In 1957, four years before his death, Carl Gustav Jung, psychiatrist and psychologist, began writing his life story. But what started as an exercise in autobiography soon morphed into an altogether more profound undertaking.
"Dr. Jung's Life Would Make A Good Movie"
Aristotle's Metaphysics was the first major study of the subject of metaphysics - in other words, an inquiry into 'first philosophy', or 'wisdom'. It differs from Physics which is concerned with the natural world: things which are subject to the laws of nature, things that move and change, are measurable. In Metaphysics, the study falls on 'being qua being' - being insofar as it is being; the causes and principles of being, the causes and principles of substances.
In a ranch south of Texas, the man known as The Executioner dumps 500 body parts in metal barrels. In Brazil's biggest city, a mysterious prisoner orders hit men to gun down 41 police officers and prison guards in two days. In Southern Mexico a meth maker is venerated as a saint while enforcing Old Testament justice on his enemies. A new kind of criminal kingpin has arisen: part CEO, part terrorist, and part rock star, unleashing guerrilla attacks, strong-arming governments, and taking over much of the world's trade in narcotics, guns, and humans.
"The worst narrator for the book"
Towards the end of his life, Seneca the Younger (c4 BCE-65 CE) began a correspondence with a friend in Sicily, later collected under the title The Moral Epistles. In these 124 letters, Seneca expresses, in a wise, steady and calm manner, the philosophy by which he lived - derived essentially from the Stoics. The letters deal with a variety of specific topics - often eminently practical - such as 'On Saving Time', 'On the Terrors of Death', 'On True and False Friendships', 'On Brawn and Brains' and 'On Old Age and Death'.
As former tutor and adviser to Emperor Nero, philosopher and statesman Seneca was acutely aware of how short life can be - his own life was cut short when the emperor ordered him to commit suicide (for alleged involvement in a conspiracy). And Seneca proved true to his words - his lifelong avowal to Stoicism enabled him to conduct himself with dignity to the end. During his rich and busy life, Seneca wrote a series of essays that have advised and enriched the lives of generations down to the present day.
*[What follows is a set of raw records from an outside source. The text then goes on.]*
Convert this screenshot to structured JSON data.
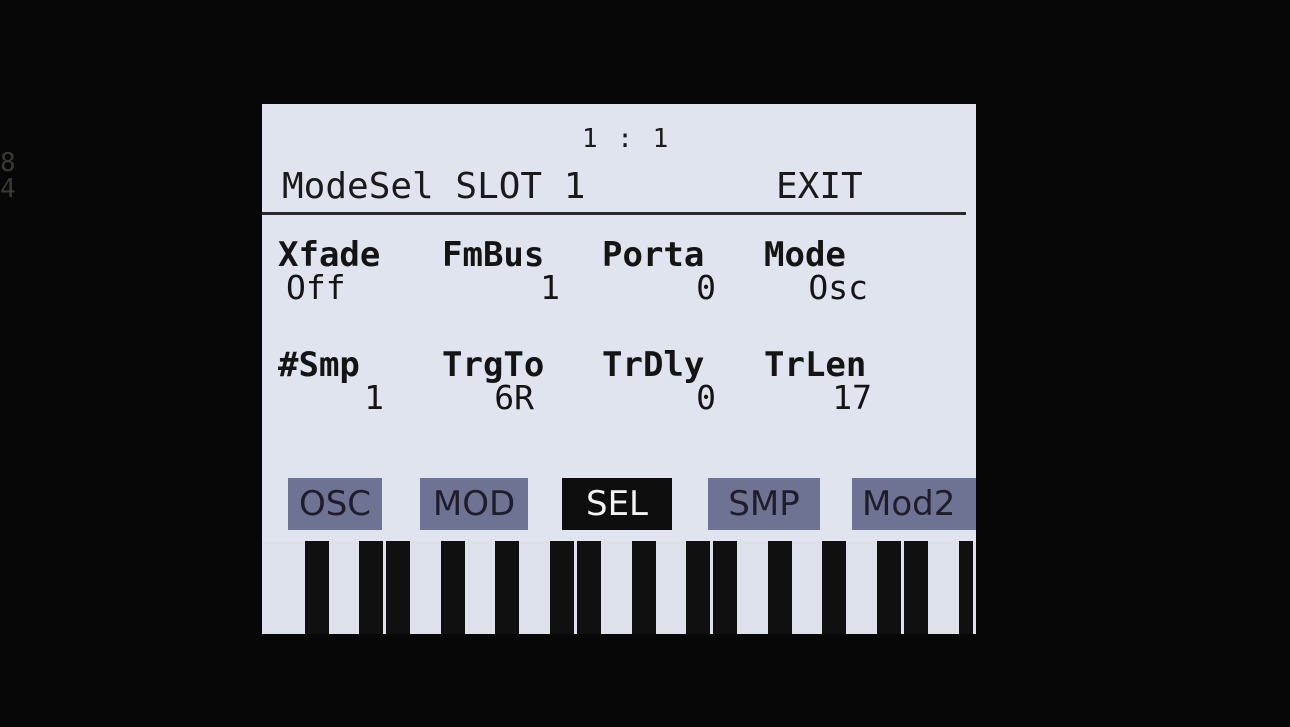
{
  "device": {
    "edge_glyph": "8\n4"
  },
  "header": {
    "position": "1 :  1",
    "title": "ModeSel SLOT 1",
    "exit_label": "EXIT"
  },
  "params": [
    {
      "name": "Xfade",
      "value": "Off"
    },
    {
      "name": "FmBus",
      "value": "1"
    },
    {
      "name": "Porta",
      "value": "0"
    },
    {
      "name": "Mode",
      "value": "Osc"
    },
    {
      "name": "#Smp",
      "value": "1"
    },
    {
      "name": "TrgTo",
      "value": "6R"
    },
    {
      "name": "TrDly",
      "value": "0"
    },
    {
      "name": "TrLen",
      "value": "17"
    }
  ],
  "tabs": [
    {
      "label": "OSC",
      "active": false
    },
    {
      "label": "MOD",
      "active": false
    },
    {
      "label": "SEL",
      "active": true
    },
    {
      "label": "SMP",
      "active": false
    },
    {
      "label": "Mod2",
      "active": false
    }
  ],
  "colors": {
    "screen_bg": "#dfe4ee",
    "tab_inactive": "#6f7393",
    "tab_active": "#0e0e0e",
    "bezel": "#070708"
  }
}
'On Anger' is one of Seneca's most important essays. At some length he investigates the nature of anger: how and why it emerges, the effect it has on the individual and those to whom it is directed, and how to manage it and prevent it even from arising. For, Seneca considers, anger simply serves no purpose - it does not bring courage in war, prevent others misbehaving or punish miscreants. In short it has a negative effect on all. In 'On Leisure' he takes a short look at what is really meant by the term.
David is the small boy who is always asking questions. Simon and Ines take care of him in their new town, Estrella. He is learning the language; he has begun to make friends. He has the big dog, Bolivar, to watch over him. But he'll be seven soon, and he should be at school. And so, with the guidance of the three sisters who own the farm where Simon and Ines work, David is enrolled in the Academy of Dance. It's here, in his new golden dancing slippers, that he learns how to call down the numbers from the sky.
Marc is a promising young footballer of 15, growing up in Scotland. A few hundred miles away in England, Martin is a fun-loving 16-year-old. Both are enjoying their summers when they are suddenly struck down by debilitating illnesses. Within days, the boys are close to death. Although their paths have never crossed, their fortunes are about to be bound in the most extraordinary, intimate way. One of them will die, and in doing so he will save the other's life.